> Task objective: With nothing left out, give the data back exactly.

○ ○ ○ ○

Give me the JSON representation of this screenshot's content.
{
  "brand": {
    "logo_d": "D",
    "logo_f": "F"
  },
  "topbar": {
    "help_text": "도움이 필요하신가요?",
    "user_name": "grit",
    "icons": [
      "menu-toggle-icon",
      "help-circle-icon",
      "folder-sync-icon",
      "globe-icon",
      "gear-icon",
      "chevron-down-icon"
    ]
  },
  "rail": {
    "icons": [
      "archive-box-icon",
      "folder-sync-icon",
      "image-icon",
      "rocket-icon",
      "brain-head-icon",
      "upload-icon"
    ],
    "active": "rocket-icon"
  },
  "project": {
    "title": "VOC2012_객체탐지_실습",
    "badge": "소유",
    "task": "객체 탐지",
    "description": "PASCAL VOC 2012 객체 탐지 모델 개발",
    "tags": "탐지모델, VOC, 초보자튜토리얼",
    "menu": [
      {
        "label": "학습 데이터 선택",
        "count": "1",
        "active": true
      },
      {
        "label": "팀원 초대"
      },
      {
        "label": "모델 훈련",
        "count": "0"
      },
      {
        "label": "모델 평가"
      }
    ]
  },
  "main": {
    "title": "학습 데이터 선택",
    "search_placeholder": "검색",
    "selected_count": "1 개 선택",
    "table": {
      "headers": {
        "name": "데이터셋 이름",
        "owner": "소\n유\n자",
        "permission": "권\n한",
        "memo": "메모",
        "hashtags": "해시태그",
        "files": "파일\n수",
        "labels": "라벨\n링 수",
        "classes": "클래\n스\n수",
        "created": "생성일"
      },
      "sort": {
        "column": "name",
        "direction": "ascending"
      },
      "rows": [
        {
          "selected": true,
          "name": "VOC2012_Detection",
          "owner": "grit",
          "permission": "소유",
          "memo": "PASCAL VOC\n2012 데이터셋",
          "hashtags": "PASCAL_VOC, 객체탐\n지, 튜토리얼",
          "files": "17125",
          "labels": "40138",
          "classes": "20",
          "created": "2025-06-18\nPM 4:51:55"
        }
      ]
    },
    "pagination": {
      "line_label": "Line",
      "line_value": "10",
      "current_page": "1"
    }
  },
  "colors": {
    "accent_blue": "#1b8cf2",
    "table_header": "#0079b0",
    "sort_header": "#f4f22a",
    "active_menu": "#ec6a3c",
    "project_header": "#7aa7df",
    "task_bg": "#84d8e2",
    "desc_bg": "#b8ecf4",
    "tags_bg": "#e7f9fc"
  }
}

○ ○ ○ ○

> Solution to the problem:
Give me the JSON representation of this screenshot's content.
{
  "brand": {
    "logo_d": "D",
    "logo_f": "F"
  },
  "topbar": {
    "help_text": "도움이 필요하신가요?",
    "user_name": "grit",
    "icons": [
      "menu-toggle-icon",
      "help-circle-icon",
      "folder-sync-icon",
      "globe-icon",
      "gear-icon",
      "chevron-down-icon"
    ]
  },
  "rail": {
    "icons": [
      "archive-box-icon",
      "folder-sync-icon",
      "image-icon",
      "rocket-icon",
      "brain-head-icon",
      "upload-icon"
    ],
    "active": "rocket-icon"
  },
  "project": {
    "title": "VOC2012_객체탐지_실습",
    "badge": "소유",
    "task": "객체 탐지",
    "description": "PASCAL VOC 2012 객체 탐지 모델 개발",
    "tags": "탐지모델, VOC, 초보자튜토리얼",
    "menu": [
      {
        "label": "학습 데이터 선택",
        "count": "1",
        "active": true
      },
      {
        "label": "팀원 초대"
      },
      {
        "label": "모델 훈련",
        "count": "0"
      },
      {
        "label": "모델 평가"
      }
    ]
  },
  "main": {
    "title": "학습 데이터 선택",
    "search_placeholder": "검색",
    "selected_count": "1 개 선택",
    "table": {
      "headers": {
        "name": "데이터셋 이름",
        "owner": "소\n유\n자",
        "permission": "권\n한",
        "memo": "메모",
        "hashtags": "해시태그",
        "files": "파일\n수",
        "labels": "라벨\n링 수",
        "classes": "클래\n스\n수",
        "created": "생성일"
      },
      "sort": {
        "column": "name",
        "direction": "ascending"
      },
      "rows": [
        {
          "selected": true,
          "name": "VOC2012_Detection",
          "owner": "grit",
          "permission": "소유",
          "memo": "PASCAL VOC\n2012 데이터셋",
          "hashtags": "PASCAL_VOC, 객체탐\n지, 튜토리얼",
          "files": "17125",
          "labels": "40138",
          "classes": "20",
          "created": "2025-06-18\nPM 4:51:55"
        }
      ]
    },
    "pagination": {
      "line_label": "Line",
      "line_value": "10",
      "current_page": "1"
    }
  },
  "colors": {
    "accent_blue": "#1b8cf2",
    "table_header": "#0079b0",
    "sort_header": "#f4f22a",
    "active_menu": "#ec6a3c",
    "project_header": "#7aa7df",
    "task_bg": "#84d8e2",
    "desc_bg": "#b8ecf4",
    "tags_bg": "#e7f9fc"
  }
}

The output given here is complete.